He currently enjoys the Mr. Men/Little Miss series, Horrid Henry stories and Geronimo Stilton.

  • He enjoys reading and his ability to answer comprehension question has improved tremendously.

  • He doesn't fight when it comes to doing his homework.

  • His handwriting has improved. He is able to write on the line (previously, the letters float) and the size of the letters are pretty much the same (previously, some were large and some small). However, when he's tired, his handwriting goes awry.

  • He is far more focused in school and gets his work done pretty much by himself. 

  • He's significantly better at recalling events. For most of Year 1, his standard answer was "I cannot remember" or "I don't know" when asked about things that has happened (e.g. what he ate for lunch, whether he had a BM lesson)

  • He's more confident.

  • His gross motor, fine motor, proprioception have improved. Note that these were also because he continued with the various therapies at Fezia's.

Vision therapy did bring good progress but it isn't a magic pill that gives instantaneous results. It requires commitment and discipline.

After the initial assessment by the vision therapist (also known as developmental/behavioural optometrist) he went for weekly therapy sessions where he was also assigned homework (vision related exercises) to be done on a daily basis.
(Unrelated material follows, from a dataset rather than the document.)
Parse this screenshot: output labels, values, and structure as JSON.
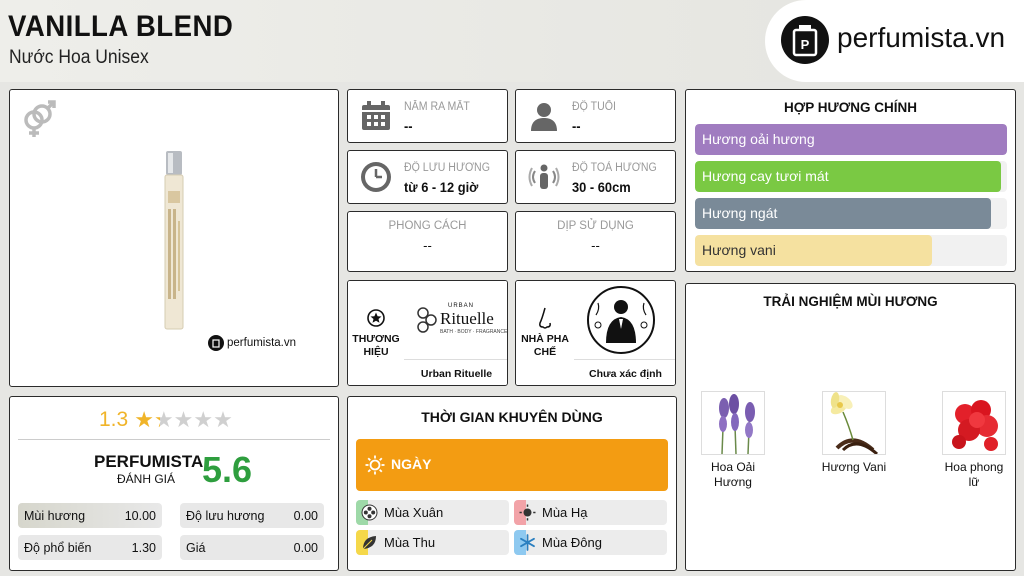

One reason for the speed of his progress is that there's a high level of compliance, ie. he does his VT homework (bar illness or holidays) as required. This is one key factor that I've seen in all his therapies that bore good results, and it is linked to what I had learnt from Fezia - you need the right amount of frequency, intensity and duration to see progress.

Some of the exercises are seemingly simple & not immediately obvious that it is a vision exercise, but it works by reorganizing the brain in ways that benefit him overall because the body is linked in far more ways than I have understood in the past.

Some exercises are clearly vision related like getting his eye balls to repeatedly track a moving object, or that focus on hand-eye co-ordination.

The number of exercises and reps vary depending on how difficult it would be for my son to do. But it usually is completed in 20mins (provided he co-operates). I am required to note down my observations of him performing those exercises, for feedback to the therapist at the next session.

During the VT sessions at the therapist's office, he will also perform exercises (but different from those assigned as homework) and it usually involves gadgets that I do not have at home e.g. prism glasses, computer related activities, and electronic gadgets.

He is very blessed to have a great VT who works well with kids. He is able to challenge my son at the right level - not too difficult (so as not to discourage him) and not too easy (so that there's progress). He's also very creative in coming up with exercises that are usually fun, incredibly patient, and understands the psychological and emotional side of kids.

Oh, and he's also been very patient in explaining things to me & trying to incorporate exercises that will address my areas of concern. One of the earliest things that I learnt from him is that you may have 20/20 eyesight but you'll need your brain to do a whole lot more to process the image at the back of your retina. That's when I learnt terms like eye teaming, convergence etc. That made sense to me because with CP, it's part of the brain that is compromised rather than the physical limb/muscle.

I've been meaning to write this post for some time now because I wish to share therapies that have worked well for my son and also because vision therapy is very new in Malaysia, but have been just so busy and tired (I've been without a live in helper for about the same time as when he started VT). It is also in response to a question asked by a fellow blogger, to share my experiences on VT.

This is a link to a YouTube video by Dr John Abbondanza, that I viewed that gives a very good insight to vision therapy. Other videos by Dr John Abbondanza are also very informative.

Here's the website of my son's vision therapist which provides detailed information on what vision therapy entails and how it is of help.

His contact details are on this link, which is also on his website under the "Contact Us" tab: